Handcrafted by Yasuo Miichi, a master mask-maker from Osaka, the carved wooden masks make Starling’s spatial and temporal compressions visually manifest. They are amalgams: their assigned identities are uncannily recognizable, yet they also look like traditional Noh masks, with real hair and meticulously applied pigment. Connery (as Bond) is given Asiatic eyes, arched brows and a bow-shaped mouth; Blunt is depicted with delicate feminine features, his eyes closed with only narrow slits for peep holes (characteristic of female Noh masks); Hirshhorn is shown as a fiery demon, with a face like a furious Fu dog (similar to the Kijin-kei, or Fierce God, type of Noh mask). Starling risks losing the viewer with these strange recontextualizations, but the work has striking visual impact, as arcane references coalesce into an elegant, minimal installation. Like an iceberg, the narrative is mostly submerged, with the physical installation only alluding to the depth of Starling’s discursive process as elucidated in the exhibition guide.

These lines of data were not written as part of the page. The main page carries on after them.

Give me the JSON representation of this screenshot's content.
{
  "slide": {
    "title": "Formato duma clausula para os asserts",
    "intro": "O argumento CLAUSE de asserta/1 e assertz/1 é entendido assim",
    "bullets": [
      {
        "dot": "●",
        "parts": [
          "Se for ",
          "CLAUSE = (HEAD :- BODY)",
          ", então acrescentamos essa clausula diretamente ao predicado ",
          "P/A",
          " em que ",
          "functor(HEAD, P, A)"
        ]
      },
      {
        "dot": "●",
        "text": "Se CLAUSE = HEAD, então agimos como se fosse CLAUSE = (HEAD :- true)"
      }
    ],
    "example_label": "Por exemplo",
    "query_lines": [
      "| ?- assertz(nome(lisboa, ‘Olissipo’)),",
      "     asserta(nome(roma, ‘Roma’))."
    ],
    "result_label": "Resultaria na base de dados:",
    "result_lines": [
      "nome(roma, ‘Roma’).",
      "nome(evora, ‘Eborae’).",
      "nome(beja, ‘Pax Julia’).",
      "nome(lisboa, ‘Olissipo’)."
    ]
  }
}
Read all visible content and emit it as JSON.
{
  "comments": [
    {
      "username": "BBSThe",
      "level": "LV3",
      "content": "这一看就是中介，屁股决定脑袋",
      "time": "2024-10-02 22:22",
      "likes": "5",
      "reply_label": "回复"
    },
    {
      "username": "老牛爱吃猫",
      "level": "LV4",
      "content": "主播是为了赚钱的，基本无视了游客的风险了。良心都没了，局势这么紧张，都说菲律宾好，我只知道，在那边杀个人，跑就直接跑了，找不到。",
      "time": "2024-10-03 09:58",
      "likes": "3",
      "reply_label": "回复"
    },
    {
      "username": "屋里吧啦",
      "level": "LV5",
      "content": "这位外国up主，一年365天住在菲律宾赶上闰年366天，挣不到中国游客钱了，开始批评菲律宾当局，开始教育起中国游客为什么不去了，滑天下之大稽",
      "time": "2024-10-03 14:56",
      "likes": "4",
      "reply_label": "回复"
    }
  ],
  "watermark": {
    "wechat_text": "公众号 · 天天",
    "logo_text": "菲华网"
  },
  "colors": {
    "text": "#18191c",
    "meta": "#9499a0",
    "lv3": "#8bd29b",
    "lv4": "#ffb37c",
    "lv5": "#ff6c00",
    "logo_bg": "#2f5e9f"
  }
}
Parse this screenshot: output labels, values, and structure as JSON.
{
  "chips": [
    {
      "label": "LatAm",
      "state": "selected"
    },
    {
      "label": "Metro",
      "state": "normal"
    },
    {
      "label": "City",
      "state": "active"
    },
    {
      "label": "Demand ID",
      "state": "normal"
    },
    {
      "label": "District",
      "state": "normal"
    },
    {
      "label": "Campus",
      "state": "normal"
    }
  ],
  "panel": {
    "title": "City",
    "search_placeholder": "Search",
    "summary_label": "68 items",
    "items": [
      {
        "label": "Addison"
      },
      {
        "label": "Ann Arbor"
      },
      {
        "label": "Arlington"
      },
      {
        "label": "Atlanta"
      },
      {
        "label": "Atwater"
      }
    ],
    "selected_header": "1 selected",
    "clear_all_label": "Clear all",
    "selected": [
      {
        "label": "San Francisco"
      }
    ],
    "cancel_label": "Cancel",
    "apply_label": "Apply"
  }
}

For a concurrent exhibition at the Camden Arts Centre, ‘Never the Same River (Possible Futures, Probable Pasts)’, Starling reinstalled works by 30 artists and designers that were exhibited there sometime in the past 50 years in the exact positions they previously occupied. The works were laid out like a chain of digressive thoughts: John Riddy’s photograph London (Willow Road 2) (1998), taken from the interior of Ernö Goldfinger’s nearby house in Hampstead (a Modernist structure which so incensed James Bond author and neighbour Ian Fleming that he borrowed Goldfinger’s name for his most famous villain), was hung near a Goldfinger-designed chair, which was juxtaposed with a late-19th-century Liberty & Co. chair. Erudite and playful, ‘Never the Same River’ presented time and space as fluid and mutable. Asserting the presence of history in exhibition-making, Starling again rendered history art and art history.